**EXERCISE AIM:** Show all lines from the data that include the word "dacă".

(INPUT DATA Opens)

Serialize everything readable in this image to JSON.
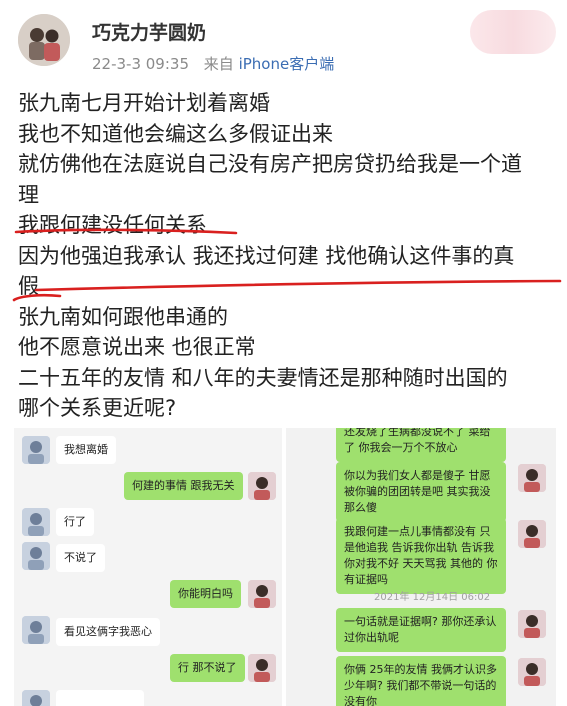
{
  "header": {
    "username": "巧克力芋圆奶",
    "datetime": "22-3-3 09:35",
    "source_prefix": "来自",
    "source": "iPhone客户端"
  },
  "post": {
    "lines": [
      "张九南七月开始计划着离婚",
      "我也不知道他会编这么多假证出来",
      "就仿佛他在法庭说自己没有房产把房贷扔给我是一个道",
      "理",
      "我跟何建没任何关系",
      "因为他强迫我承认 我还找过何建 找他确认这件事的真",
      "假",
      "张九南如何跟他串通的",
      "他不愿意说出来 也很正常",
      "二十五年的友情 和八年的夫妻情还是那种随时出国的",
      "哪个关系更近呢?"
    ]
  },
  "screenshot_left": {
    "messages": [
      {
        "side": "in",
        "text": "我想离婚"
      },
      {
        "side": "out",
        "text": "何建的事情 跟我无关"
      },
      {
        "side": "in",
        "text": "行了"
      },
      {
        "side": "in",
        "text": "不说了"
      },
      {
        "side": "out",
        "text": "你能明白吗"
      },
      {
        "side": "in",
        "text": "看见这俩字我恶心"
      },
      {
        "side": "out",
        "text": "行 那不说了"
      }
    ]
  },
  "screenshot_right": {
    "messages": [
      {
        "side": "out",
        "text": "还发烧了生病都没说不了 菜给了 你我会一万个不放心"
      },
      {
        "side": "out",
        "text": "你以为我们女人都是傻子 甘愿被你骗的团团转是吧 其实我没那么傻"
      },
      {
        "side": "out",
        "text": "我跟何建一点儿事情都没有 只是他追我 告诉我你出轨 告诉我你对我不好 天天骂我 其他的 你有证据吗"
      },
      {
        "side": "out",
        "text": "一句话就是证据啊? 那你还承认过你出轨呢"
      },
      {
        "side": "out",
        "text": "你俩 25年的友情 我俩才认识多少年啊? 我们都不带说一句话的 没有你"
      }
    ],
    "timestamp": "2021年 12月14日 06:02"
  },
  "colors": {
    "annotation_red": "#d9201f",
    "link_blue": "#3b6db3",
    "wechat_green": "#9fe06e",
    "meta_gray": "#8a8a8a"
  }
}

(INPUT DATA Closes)
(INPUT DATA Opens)

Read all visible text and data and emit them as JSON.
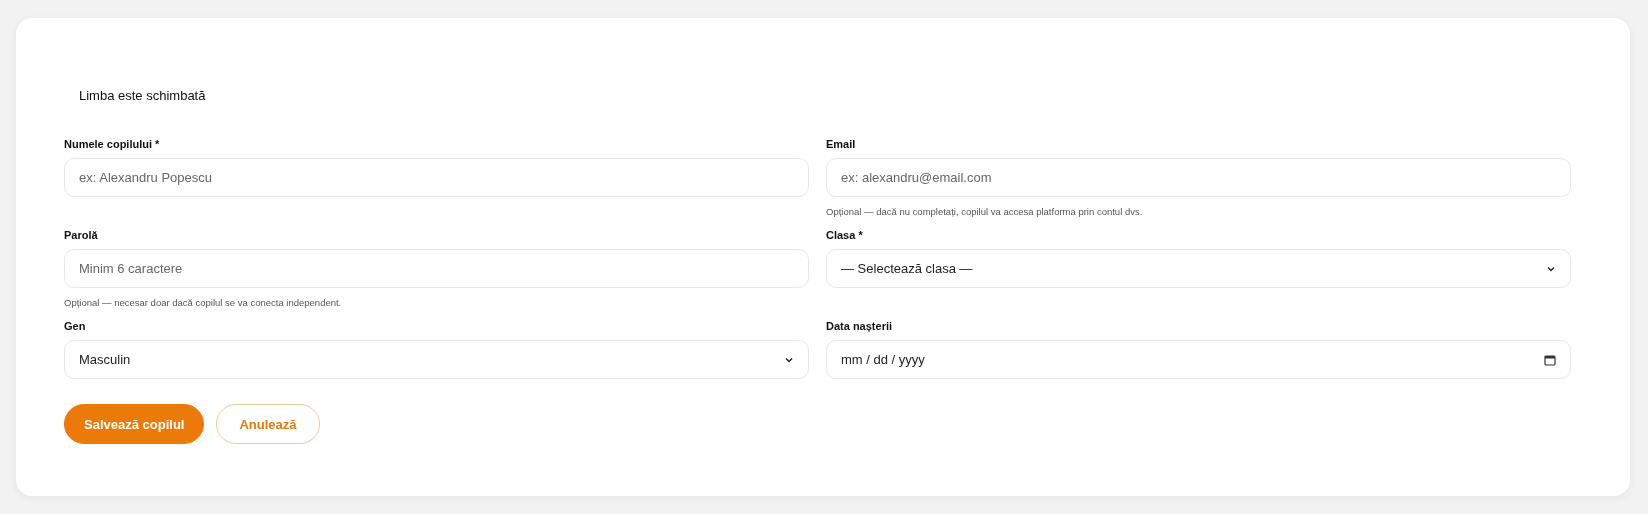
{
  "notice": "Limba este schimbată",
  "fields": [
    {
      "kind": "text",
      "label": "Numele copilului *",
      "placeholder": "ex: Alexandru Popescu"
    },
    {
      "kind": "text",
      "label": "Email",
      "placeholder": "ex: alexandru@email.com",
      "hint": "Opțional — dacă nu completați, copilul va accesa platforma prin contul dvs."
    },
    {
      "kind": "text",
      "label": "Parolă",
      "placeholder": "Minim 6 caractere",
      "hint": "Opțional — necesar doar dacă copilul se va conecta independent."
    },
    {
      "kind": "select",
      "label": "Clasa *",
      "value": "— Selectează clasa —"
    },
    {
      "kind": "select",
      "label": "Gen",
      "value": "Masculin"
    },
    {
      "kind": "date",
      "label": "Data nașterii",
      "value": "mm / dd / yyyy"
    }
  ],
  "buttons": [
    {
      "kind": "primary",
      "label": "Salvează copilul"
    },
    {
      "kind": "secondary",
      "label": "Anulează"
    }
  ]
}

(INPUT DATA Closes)

**TASK RESULT:**
      "hint": "Opțional — dacă nu completați, copilul va accesa platforma prin contul dvs."
      "hint": "Opțional — necesar doar dacă copilul se va conecta independent."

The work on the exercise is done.